Element data from apps and pages:
════════════════
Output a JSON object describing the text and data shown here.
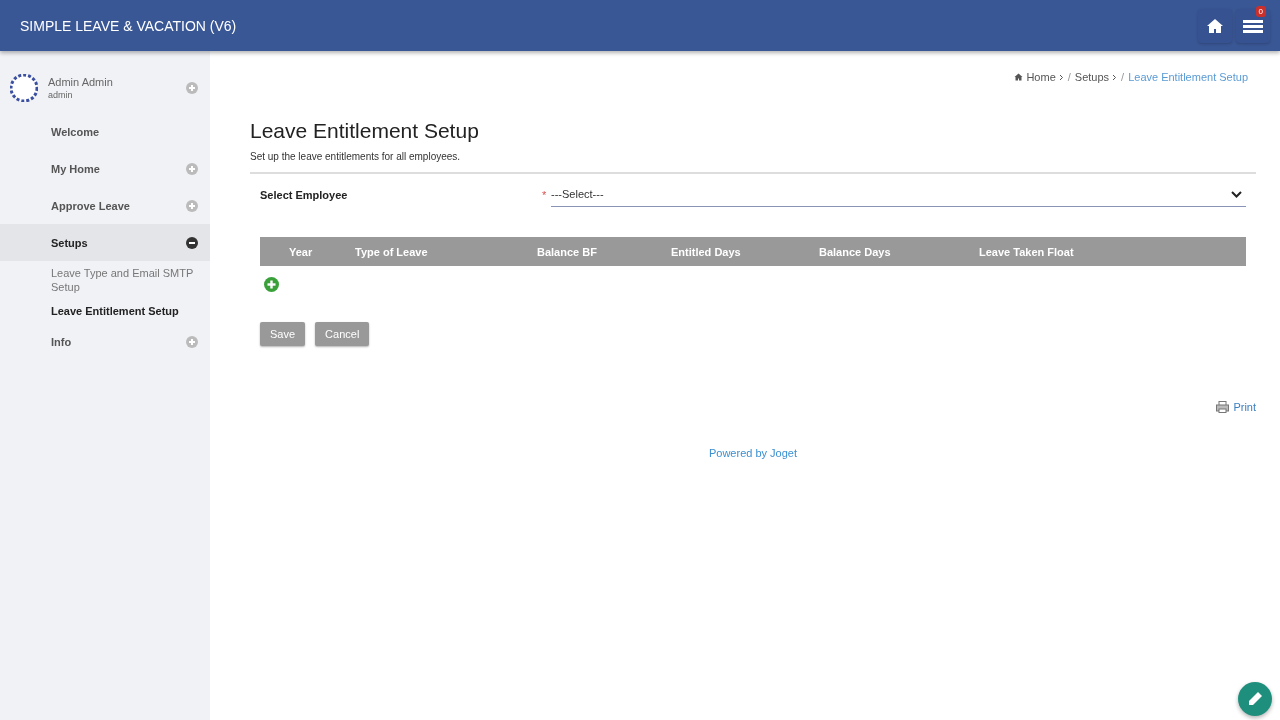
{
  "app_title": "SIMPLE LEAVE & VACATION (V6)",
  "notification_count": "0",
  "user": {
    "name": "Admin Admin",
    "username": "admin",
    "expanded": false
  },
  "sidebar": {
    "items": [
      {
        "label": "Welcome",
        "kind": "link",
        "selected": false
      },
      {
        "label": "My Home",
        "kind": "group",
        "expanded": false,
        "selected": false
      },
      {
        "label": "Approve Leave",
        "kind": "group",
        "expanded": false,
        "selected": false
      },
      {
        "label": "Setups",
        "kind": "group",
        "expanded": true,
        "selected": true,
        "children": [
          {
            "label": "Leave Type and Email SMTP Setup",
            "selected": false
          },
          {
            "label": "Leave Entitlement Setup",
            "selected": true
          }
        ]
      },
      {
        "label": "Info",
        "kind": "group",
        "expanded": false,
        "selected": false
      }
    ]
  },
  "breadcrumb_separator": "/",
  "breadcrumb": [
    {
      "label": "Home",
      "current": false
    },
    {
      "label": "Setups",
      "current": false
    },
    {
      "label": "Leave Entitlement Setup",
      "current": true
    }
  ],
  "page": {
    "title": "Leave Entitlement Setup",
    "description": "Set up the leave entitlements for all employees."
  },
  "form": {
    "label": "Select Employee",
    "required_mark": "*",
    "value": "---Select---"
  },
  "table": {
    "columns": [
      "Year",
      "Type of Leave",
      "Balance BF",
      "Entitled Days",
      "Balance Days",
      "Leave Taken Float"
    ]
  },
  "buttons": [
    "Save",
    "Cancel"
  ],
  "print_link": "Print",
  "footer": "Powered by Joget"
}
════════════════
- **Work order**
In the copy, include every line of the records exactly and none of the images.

- **Expected answer**
Output a JSON object describing the text and data shown here.
{
  "app_title": "SIMPLE LEAVE & VACATION (V6)",
  "notification_count": "0",
  "user": {
    "name": "Admin Admin",
    "username": "admin",
    "expanded": false
  },
  "sidebar": {
    "items": [
      {
        "label": "Welcome",
        "kind": "link",
        "selected": false
      },
      {
        "label": "My Home",
        "kind": "group",
        "expanded": false,
        "selected": false
      },
      {
        "label": "Approve Leave",
        "kind": "group",
        "expanded": false,
        "selected": false
      },
      {
        "label": "Setups",
        "kind": "group",
        "expanded": true,
        "selected": true,
        "children": [
          {
            "label": "Leave Type and Email SMTP Setup",
            "selected": false
          },
          {
            "label": "Leave Entitlement Setup",
            "selected": true
          }
        ]
      },
      {
        "label": "Info",
        "kind": "group",
        "expanded": false,
        "selected": false
      }
    ]
  },
  "breadcrumb_separator": "/",
  "breadcrumb": [
    {
      "label": "Home",
      "current": false
    },
    {
      "label": "Setups",
      "current": false
    },
    {
      "label": "Leave Entitlement Setup",
      "current": true
    }
  ],
  "page": {
    "title": "Leave Entitlement Setup",
    "description": "Set up the leave entitlements for all employees."
  },
  "form": {
    "label": "Select Employee",
    "required_mark": "*",
    "value": "---Select---"
  },
  "table": {
    "columns": [
      "Year",
      "Type of Leave",
      "Balance BF",
      "Entitled Days",
      "Balance Days",
      "Leave Taken Float"
    ]
  },
  "buttons": [
    "Save",
    "Cancel"
  ],
  "print_link": "Print",
  "footer": "Powered by Joget"
}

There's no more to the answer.